"I don't know what to expect," Woods said Wednesday - and that applies not only to his own game but also to the young rivals like defending tournament champion Jon Rahm who have surged to the forefront as Woods recovered from spinal fusion surgery last year.
"I think my expectations have tempered a little bit because I haven't played," said Woods, who won the last of his majors at Torrey Pines at the 2008 US Open - an epic playoff victory over Rocco Mediate despite playing with a damaged left knee and stress fractures in his leg.
"I'm going to grind it, give it everything I possibly have," added Woods, who looked relaxed and confident as he prepared for his first official US PGA Tour event since missing the cut at Torrey Pines last year.
Woods said he's no longer playing with the threat of the back pain that cut short his comeback bid last year - after he'd missed all of the 2016 season.
"I haven't felt this good in years so I'm excited about it," Woods said.
"There's no pain.
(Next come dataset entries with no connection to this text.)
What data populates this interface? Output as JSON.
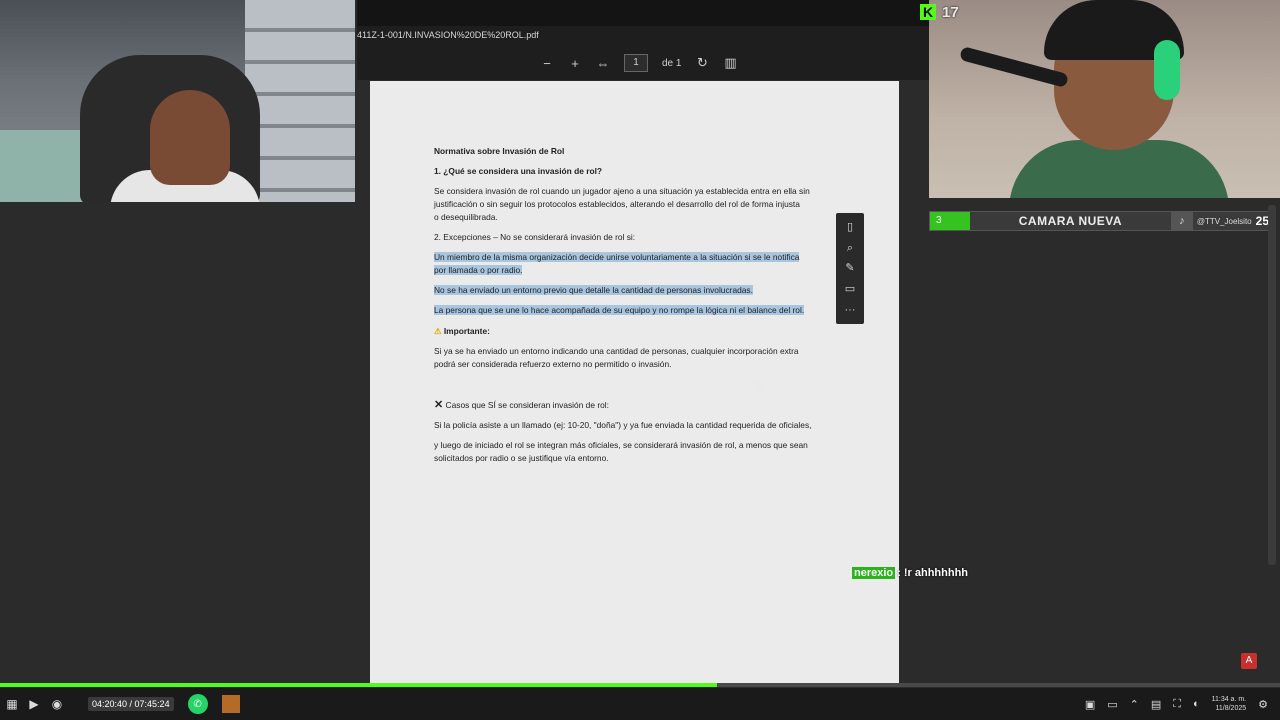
{
  "kick": {
    "count": "17",
    "logo": "K"
  },
  "camera_bar": {
    "left_num": "3",
    "title": "CAMARA NUEVA",
    "handle": "@TTV_Joelsito",
    "right_num": "25"
  },
  "pdf": {
    "filename": "411Z-1-001/N.INVASION%20DE%20ROL.pdf",
    "page_current": "1",
    "page_of": "de 1",
    "doc": {
      "title": "Normativa sobre Invasión de Rol",
      "q1": "1. ¿Qué se considera una invasión de rol?",
      "p1a": " Se considera invasión de rol cuando un jugador ajeno a una situación ya establecida entra en ella sin",
      "p1b": "justificación o sin seguir los protocolos establecidos, alterando el desarrollo del rol de forma injusta",
      "p1c": "o desequilibrada.",
      "q2": "2. Excepciones – No se considerará invasión de rol si:",
      "e1a": "Un miembro de la misma organización decide unirse voluntariamente a la situación  si se le notifica",
      "e1b": "por llamada o por radio.",
      "e2": "No se ha enviado un entorno previo que detalle la cantidad de personas involucradas.",
      "e3": "La persona que se une lo hace acompañada de su equipo y no rompe la lógica ni el balance del rol.",
      "imp_icon": "⚠",
      "imp_label": "Importante:",
      "imp_a": " Si ya se ha enviado un entorno indicando una cantidad de personas, cualquier incorporación extra",
      "imp_b": "podrá ser considerada refuerzo externo no permitido o invasión.",
      "cases_icon": "✕",
      "cases_label": "Casos que SÍ se consideran invasión de rol:",
      "c1": "Si la policía asiste a un llamado (ej: 10-20, \"doña\") y ya fue enviada la cantidad requerida de oficiales,",
      "c2a": " y luego de iniciado el rol se integran más oficiales, se considerará invasión de rol, a menos que sean",
      "c2b": "solicitados por radio o se justifique vía entorno."
    }
  },
  "chat": {
    "user": "nerexio",
    "text": ": !r ahhhhhhh"
  },
  "player": {
    "time": "04:20:40 / 07:45:24",
    "progress_fraction": 0.56
  },
  "tray": {
    "clock_time": "11:34 a. m.",
    "clock_date": "11/8/2025"
  },
  "icons": {
    "float_tools": [
      "page-icon",
      "search-icon",
      "highlight-icon",
      "comment-icon",
      "more-icon"
    ],
    "float_glyphs": [
      "▯",
      "⌕",
      "✎",
      "▭",
      "···"
    ]
  },
  "colors": {
    "kick_green": "#53fc18",
    "highlight": "#a9c6e0",
    "chat_user": "#2db11d"
  }
}
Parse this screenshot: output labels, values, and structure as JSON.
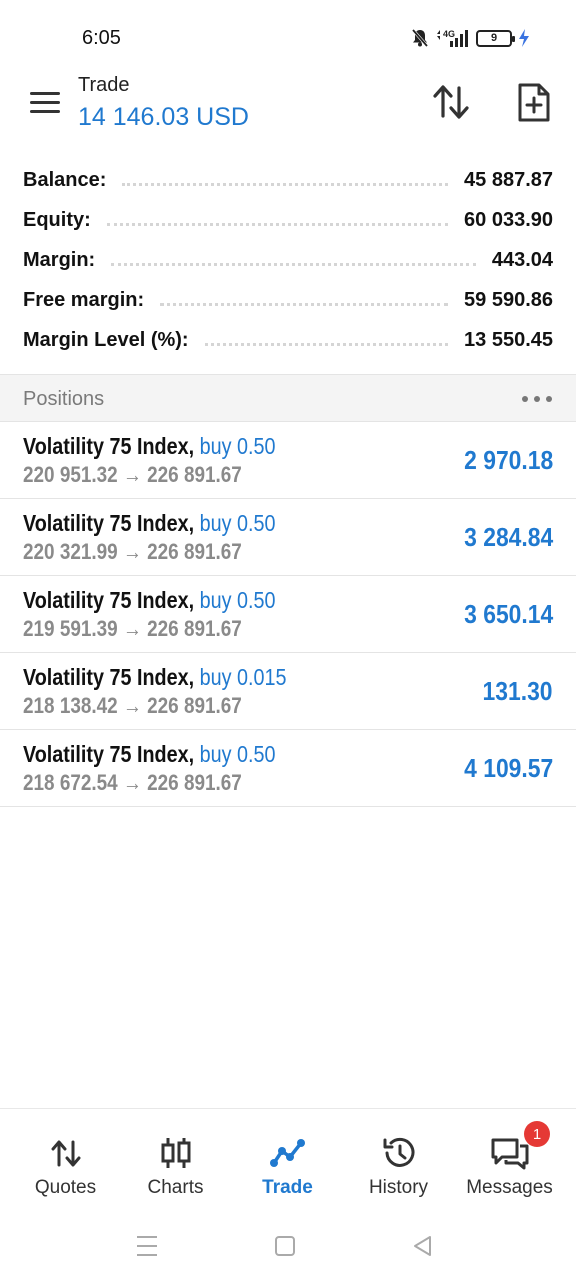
{
  "status_bar": {
    "time": "6:05",
    "network": "4G",
    "battery": "9"
  },
  "header": {
    "title": "Trade",
    "balance": "14 146.03 USD"
  },
  "summary": [
    {
      "label": "Balance:",
      "value": "45 887.87"
    },
    {
      "label": "Equity:",
      "value": "60 033.90"
    },
    {
      "label": "Margin:",
      "value": "443.04"
    },
    {
      "label": "Free margin:",
      "value": "59 590.86"
    },
    {
      "label": "Margin Level (%):",
      "value": "13 550.45"
    }
  ],
  "positions_section": {
    "title": "Positions"
  },
  "positions": [
    {
      "symbol": "Volatility 75 Index,",
      "type": "buy 0.50",
      "prices": "220 951.32 → 226 891.67",
      "profit": "2 970.18"
    },
    {
      "symbol": "Volatility 75 Index,",
      "type": "buy 0.50",
      "prices": "220 321.99 → 226 891.67",
      "profit": "3 284.84"
    },
    {
      "symbol": "Volatility 75 Index,",
      "type": "buy 0.50",
      "prices": "219 591.39 → 226 891.67",
      "profit": "3 650.14"
    },
    {
      "symbol": "Volatility 75 Index,",
      "type": "buy 0.015",
      "prices": "218 138.42 → 226 891.67",
      "profit": "131.30"
    },
    {
      "symbol": "Volatility 75 Index,",
      "type": "buy 0.50",
      "prices": "218 672.54 → 226 891.67",
      "profit": "4 109.57"
    }
  ],
  "bottom_nav": {
    "items": [
      {
        "label": "Quotes",
        "icon": "quotes-icon"
      },
      {
        "label": "Charts",
        "icon": "charts-icon"
      },
      {
        "label": "Trade",
        "icon": "trade-icon",
        "active": true
      },
      {
        "label": "History",
        "icon": "history-icon"
      },
      {
        "label": "Messages",
        "icon": "messages-icon",
        "badge": "1"
      }
    ]
  },
  "colors": {
    "accent": "#2079cf",
    "badge": "#e53935",
    "muted_text": "#8a8a8a",
    "section_bg": "#f4f4f4"
  }
}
I'm not flinching, it doesn't hurt as I take the club back, it doesn't hurt right before impact, it doesn't hurt after impact, it doesn't hurt when I walk.
"I can let it go, I can hit it and I'm getting the ball out there a little bit.
"I'm starting to hit some shots, I'm starting to shape the golf ball again and now I've got to start doing it in a tournament, hitting the shapes, the shots, those numbers."
Curiosity as to whether Woods can make this latest comeback stick has put the 42-year-old squarely in the spotlight this week, even as 23-year-old Rahm chases a victory that could see him supplant Dustin Johnson atop the world rankings.
"I think everyone is intrigued to see," four-time major champion Rory McIlroy said at the Dubai Desert Classic. "Even scrolling through Instagram this morning and seeing some of the clips from yesterday, seeing how he's swinging, seeing how he's moving - I think everyone wants to see how he gets on."
Reigning Masters champion Sergio Garcia, also in Dubai, sounded a cautious note.
"In my opinion, it's a big question mark to see how he's going to be able to do physically," Garcia said.
But Woods said that since his encouraging outing in the unofficial Hero World Challenge in December, he's been honing his game at home, playing up to six days a week.
He is still adjusting to some decreased flexibility. His decision to forge ahead without a swing coach came about simply because he didn't know of anyone with enough familiarity with his situation to be of help.
"I'd like to meet somebody who can swing it over 120 miles an hour with a fused back," he said. "No one understands that."
He acknowledged that Torrey Pines, playing firm and fast in the midst of a dry California winter, would make for a challenging return to tour action.
"I've got to start somewhere," he said as he prepared to take the first step on a path he hopes will lead him back to the Masters.
I'm just trying to build toward April," said Woods, a four-time Masters champion who hasn't played at Augusta National since 2015. "I'm looking forward to playing a full schedule and getting ready for the Masters and I haven't done that in a very long time."